Assignment
Draw out every line with the word "Sunday" from the listing below.
----------------------------------------
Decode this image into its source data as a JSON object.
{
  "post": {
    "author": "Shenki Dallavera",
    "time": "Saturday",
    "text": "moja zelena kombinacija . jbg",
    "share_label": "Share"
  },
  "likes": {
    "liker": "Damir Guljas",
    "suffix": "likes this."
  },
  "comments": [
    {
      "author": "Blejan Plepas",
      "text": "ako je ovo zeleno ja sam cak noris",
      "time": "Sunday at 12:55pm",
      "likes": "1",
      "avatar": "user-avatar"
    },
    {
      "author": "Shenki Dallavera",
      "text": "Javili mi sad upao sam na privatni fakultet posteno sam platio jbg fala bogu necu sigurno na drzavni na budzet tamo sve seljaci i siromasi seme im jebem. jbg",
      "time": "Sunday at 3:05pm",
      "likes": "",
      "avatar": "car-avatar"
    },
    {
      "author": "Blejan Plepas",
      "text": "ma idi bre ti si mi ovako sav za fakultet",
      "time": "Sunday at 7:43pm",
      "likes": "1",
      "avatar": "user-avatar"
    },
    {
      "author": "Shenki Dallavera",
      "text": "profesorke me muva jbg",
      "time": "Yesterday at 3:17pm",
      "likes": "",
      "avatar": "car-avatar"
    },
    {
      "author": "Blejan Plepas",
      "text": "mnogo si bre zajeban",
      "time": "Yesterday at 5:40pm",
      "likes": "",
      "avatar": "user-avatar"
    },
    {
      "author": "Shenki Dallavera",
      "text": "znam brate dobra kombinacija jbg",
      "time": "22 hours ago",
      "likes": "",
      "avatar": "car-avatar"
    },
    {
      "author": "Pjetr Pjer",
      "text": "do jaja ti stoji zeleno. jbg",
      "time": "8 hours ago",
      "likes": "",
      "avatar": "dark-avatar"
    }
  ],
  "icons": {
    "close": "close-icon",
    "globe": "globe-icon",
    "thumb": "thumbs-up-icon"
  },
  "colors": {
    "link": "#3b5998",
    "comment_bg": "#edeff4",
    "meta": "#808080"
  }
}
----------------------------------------
Problem solution
      "time": "Sunday at 12:55pm",
      "time": "Sunday at 3:05pm",
      "time": "Sunday at 7:43pm",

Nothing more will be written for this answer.